  • “A new report from Nielsen/NetRatings reveals that network Web sites are seeing much of their traffic from 8 p.m. to 11 p.m., with NBC.com leading the rankings.” Also, B&C reports, “NBC affiliates are expected to get a new media player on their Web sites this summer.”
  • From a reader: “Re Obama. Obama likes Cameron a lot. When Obama made his first trip to New Hampshire, he basically told Obama’s people that their preparations were inadequate — telling them to double the size of venues booked, etc. He was right. And I understand that Obama made a point of thanking him during the trip.”
  • Pew Weekly News Interest Index shows, “High-profile candidates and the accelerated pace of the 2008 presidential election campaign have drawn the public into the race earlier than in past election cycles.”
  • DCRTV reports, “A WAMU source tells someone who tells DCRTV that the American University public radio news talker has ‘lost their last reporter. They have a news director with no news staff.’”
  • Also from DCRTV: “The National Labor Relations Board has issued a complaint against CNN, upholding unfair labor practice charges by the National Association Of Broadcast Employees And Technicians-CWA, contending that the cable network illegally tore up union contracts for field camera crews and other technical workers serving its DC and NYC news bureaus in 2003.”
  • NBC announced, “The NBC News Broadcast is the Only Network Evening Newscast Honored with the Prestigious Award.”
  • Dean Starkman asks, “What Would The Audit Do?”

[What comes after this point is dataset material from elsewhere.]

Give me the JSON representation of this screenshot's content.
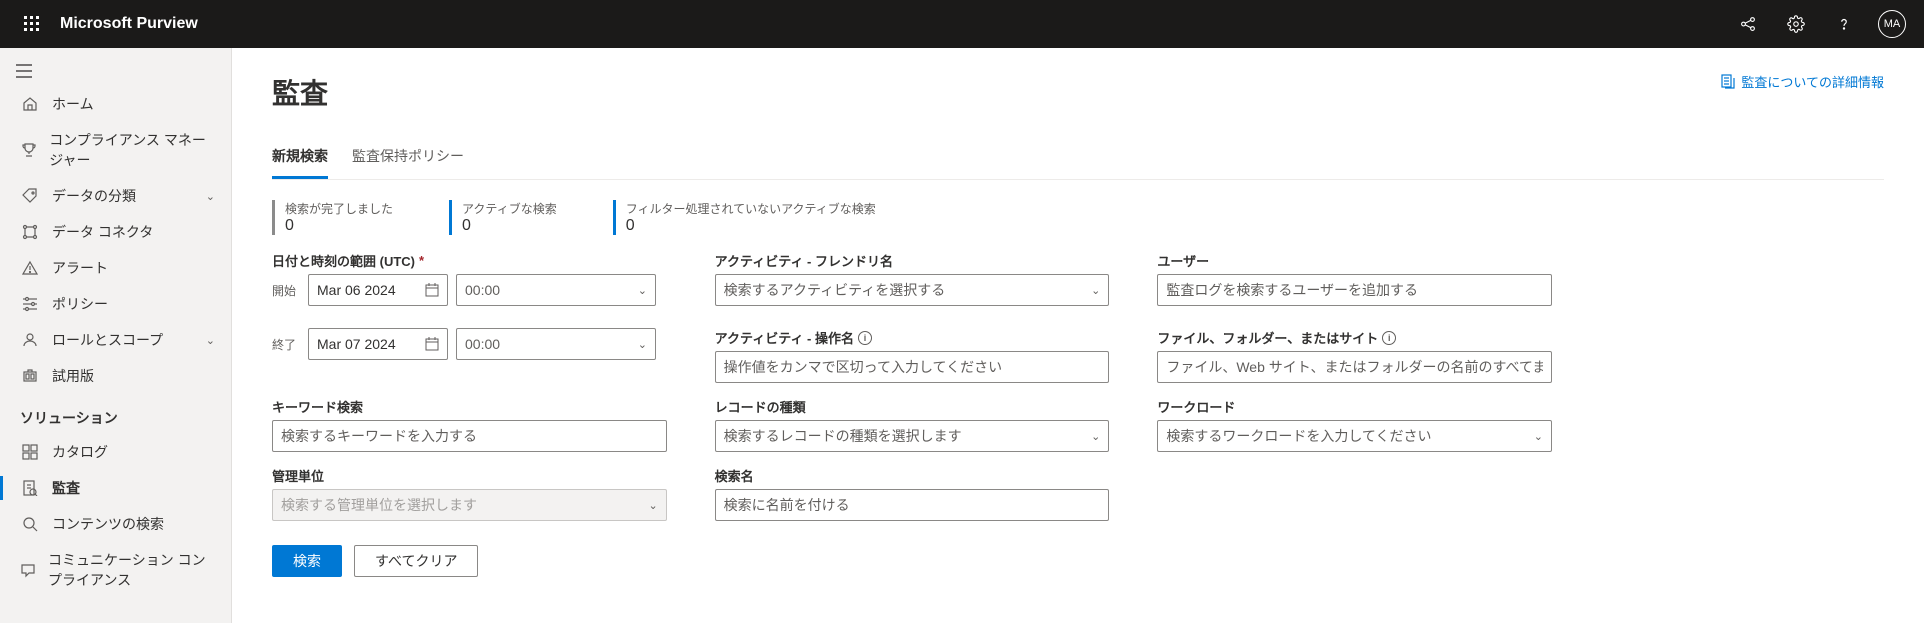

    Read more

  • Politico Changes

    We’re hearing of some, shall we say, ‘employee reshuffling’ over at the Politico…What’s going on over there?”

    >UPDATE: Although we’ve reported some of this already (Bruce Drake, for instance), the number of Politico’s employees hired during the Capitol Leader phase who have moved on to other things (including photo editor Pat Ryan, most recently) is three.

    Also, former Postie Bob Reeder has been hired by the Politico for short term to oversee photo overhaul.

    Bruce Drake Steps Down From M.E. Position At Politico

    FishbowlDC has learned that the Politico’s Managing Editor, Bruce Drake, is stepping down from that position, but will serve as a consultant for the Politico for at least a few months.

    You’ll recall that Drake was hired during the “Capitol Leader” phase of the Politico and we’ve seen several people, including Marty Tolchin, take on revised roles in Politico World. It is likely that Drake’s new position within the organization is a similar revision.